Fifteen Feet and Closing
At formation flying school, invading your neighbor's space becomes an art form.
- By Debbie Gary
- Air & Space magazine, January 2000
(Page 4 of 6)
The Bonanzas, however, follow a different procedure. Since they are training for their en masse arrival at Oshkosh, they must learn to land in formation. The first Bonanza formation that returns today is landing in “vic,” a V-shaped formation, with the wingmen on either side of lead. Perhaps they don’t see that the wind has picked up across the runway.
An airplane wing generates turbulent air, which normally streams behind its wingtips like horizontal tornadoes. When pilots fly close formation they learn to steer clear of these corkscrews. When the wind blows down the runway they flow straight back behind each airplane. But today the wind blows these vortices across the runway, from the Bonanza leader toward Elliott Schiffman on the left. The lead aircraft lands smoothly, and the right wingman is settling down. But Schiffman is caught in their vortices. His airplane begins to roll to the right, toward the other airplane. He fights for control, then finally realizes he has to slam the airplane onto the runway to stop the roll.

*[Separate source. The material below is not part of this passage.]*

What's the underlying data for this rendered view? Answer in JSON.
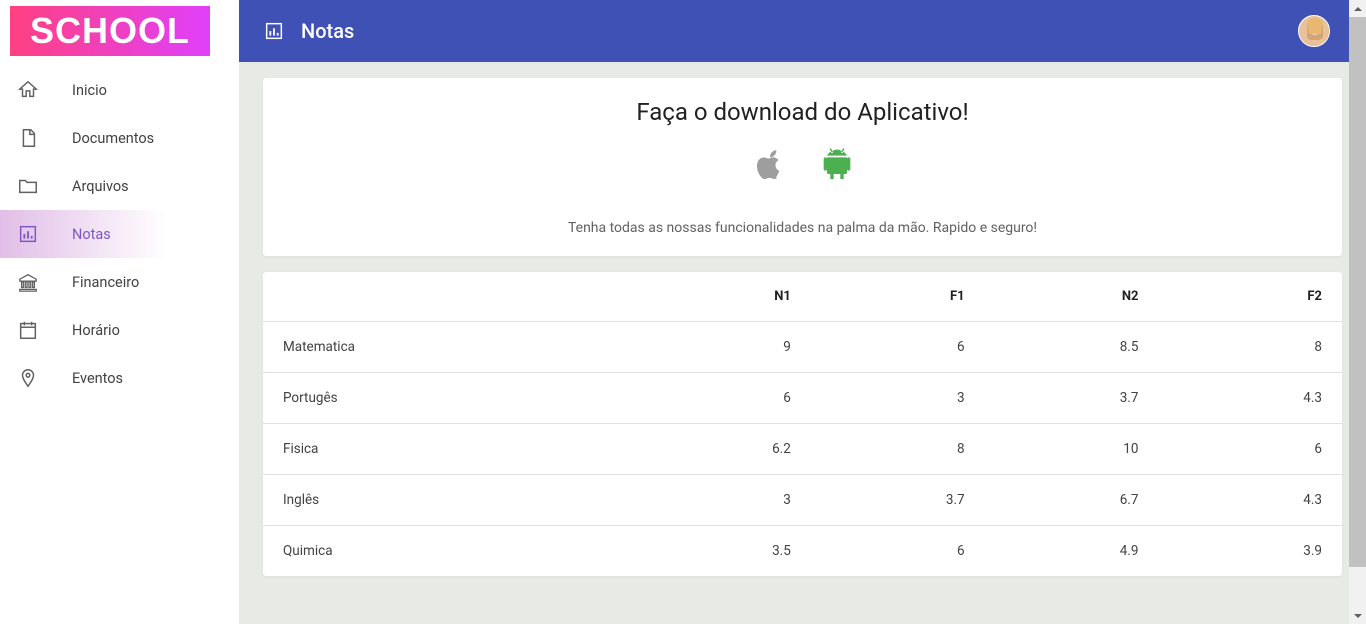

He does—and blows a tire.
“It flipped my wing,” Schiffman says later of the turbulent air. He is an orthopedic surgeon and apparently is used to thinking calmly under pressure. “I had full left rudder, full left aileron, and I was helpless, drifting to the right toward the plane on my right. It was like skidding on ice. All of a sudden you are along for the ride. You try, but the forces are more than you can control.”
In 1973, I learned the same hard lesson, landing in formation at the Du Page County airshow in Illinois and dinging a wing. I flew formation aerobatics for four years and learned never to let my guard down near the ground or when close to another airplane. Even when your attention is riveted on the airplane in front of you, things happen fast.
During the week I’m in Mississippi, I fly with a number of pilots: Guy Moman Jr. in his Yak-52, Ritchie Jones in his flying club’s Bonanza, Bill Billups in the Glasair III he built, Steve Leonard in his SIAI-Marchetti, Terry Calloway and Stu Goldberg in their Bonanzas, and John Murphy in his L-39. Even though I have thousands of hours of formation flying experience, I am just like the other students, intoxicated by the magic of sailing through the air so close we can see one another’s grins.
Back on the ground, I stroll through the hangar to listen to debriefs. The cheery nervousness of the morning has given way to serious discussions. Everyone makes mistakes, and they are analyzed, in excruciating detail, so everyone can learn from them. There are long faces and disgruntled looks from men who are surprised to learn how many mistakes they could make on a one-hour flight. Flying that one considers crisp and precise is labeled by another rough and impossible to follow. The training is tough—and hard on the ego.
The lead pilot must lift off the runway gently so the other pilots can follow him. He must roll into his turn smoothly or his wingmen are caught off guard. Safety pilots debrief their charges. “What speed did you use on liftoff?” one of them asks. The pilot mumbles something. “Well, keep it on the runway longer next time and lift off smoothly. Lead has got to think about the guys behind him. Look at both your wingmen before you roll into a turn. Make sure they are looking at you.”
Rejoins are one of the hardest and sometimes most breathtaking maneuvers formation pilots learn. It takes experience to gauge how fast you are overtaking the lead airplane and even more experience to slide into position without overshooting. Wingmen, afraid of moving toward lead too fast, creep too slowly. Bolder beginners overshoot and have to make their airplanes slide under the leader. Most aircraft have no air brakes, so moving toward another airplane for a rejoin, then stopping exactly where you want to be, takes lots of practice—and lots of mistakes.